TASK ITEM:
Filter the entries that follow, copying every line in which the word "certamine" appears.
Top of DATA TO PROCESS
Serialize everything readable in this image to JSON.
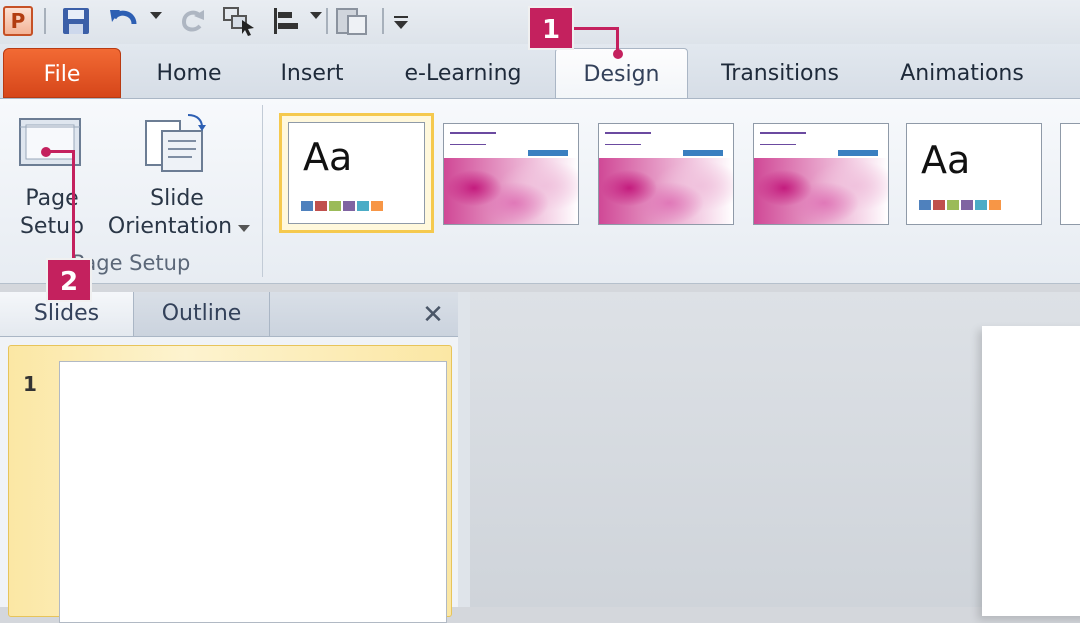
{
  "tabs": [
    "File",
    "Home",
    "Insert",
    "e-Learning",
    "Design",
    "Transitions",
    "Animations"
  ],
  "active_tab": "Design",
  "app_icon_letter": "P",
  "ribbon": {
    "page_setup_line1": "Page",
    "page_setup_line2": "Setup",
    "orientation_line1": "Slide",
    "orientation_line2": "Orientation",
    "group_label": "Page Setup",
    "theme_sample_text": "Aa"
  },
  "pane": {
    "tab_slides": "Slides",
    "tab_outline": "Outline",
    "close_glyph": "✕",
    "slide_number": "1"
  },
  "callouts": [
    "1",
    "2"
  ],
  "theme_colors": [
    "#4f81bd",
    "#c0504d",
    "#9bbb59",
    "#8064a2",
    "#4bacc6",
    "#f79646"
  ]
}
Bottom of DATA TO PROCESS
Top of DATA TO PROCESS
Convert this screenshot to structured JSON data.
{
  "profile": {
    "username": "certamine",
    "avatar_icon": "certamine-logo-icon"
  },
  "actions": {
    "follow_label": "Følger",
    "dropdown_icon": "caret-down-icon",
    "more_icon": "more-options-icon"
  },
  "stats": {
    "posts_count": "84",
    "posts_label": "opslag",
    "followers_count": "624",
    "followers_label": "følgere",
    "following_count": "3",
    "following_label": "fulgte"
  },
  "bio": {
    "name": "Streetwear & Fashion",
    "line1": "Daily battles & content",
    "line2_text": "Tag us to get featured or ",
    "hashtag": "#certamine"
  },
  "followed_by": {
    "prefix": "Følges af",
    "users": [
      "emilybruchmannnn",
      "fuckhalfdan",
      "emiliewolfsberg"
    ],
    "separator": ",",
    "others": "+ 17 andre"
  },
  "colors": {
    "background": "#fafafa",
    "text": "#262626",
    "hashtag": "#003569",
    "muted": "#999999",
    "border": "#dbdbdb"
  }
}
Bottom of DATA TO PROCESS
ANSWER TO THIS TASK:
    "username": "certamine",
    "avatar_icon": "certamine-logo-icon"
    "hashtag": "#certamine"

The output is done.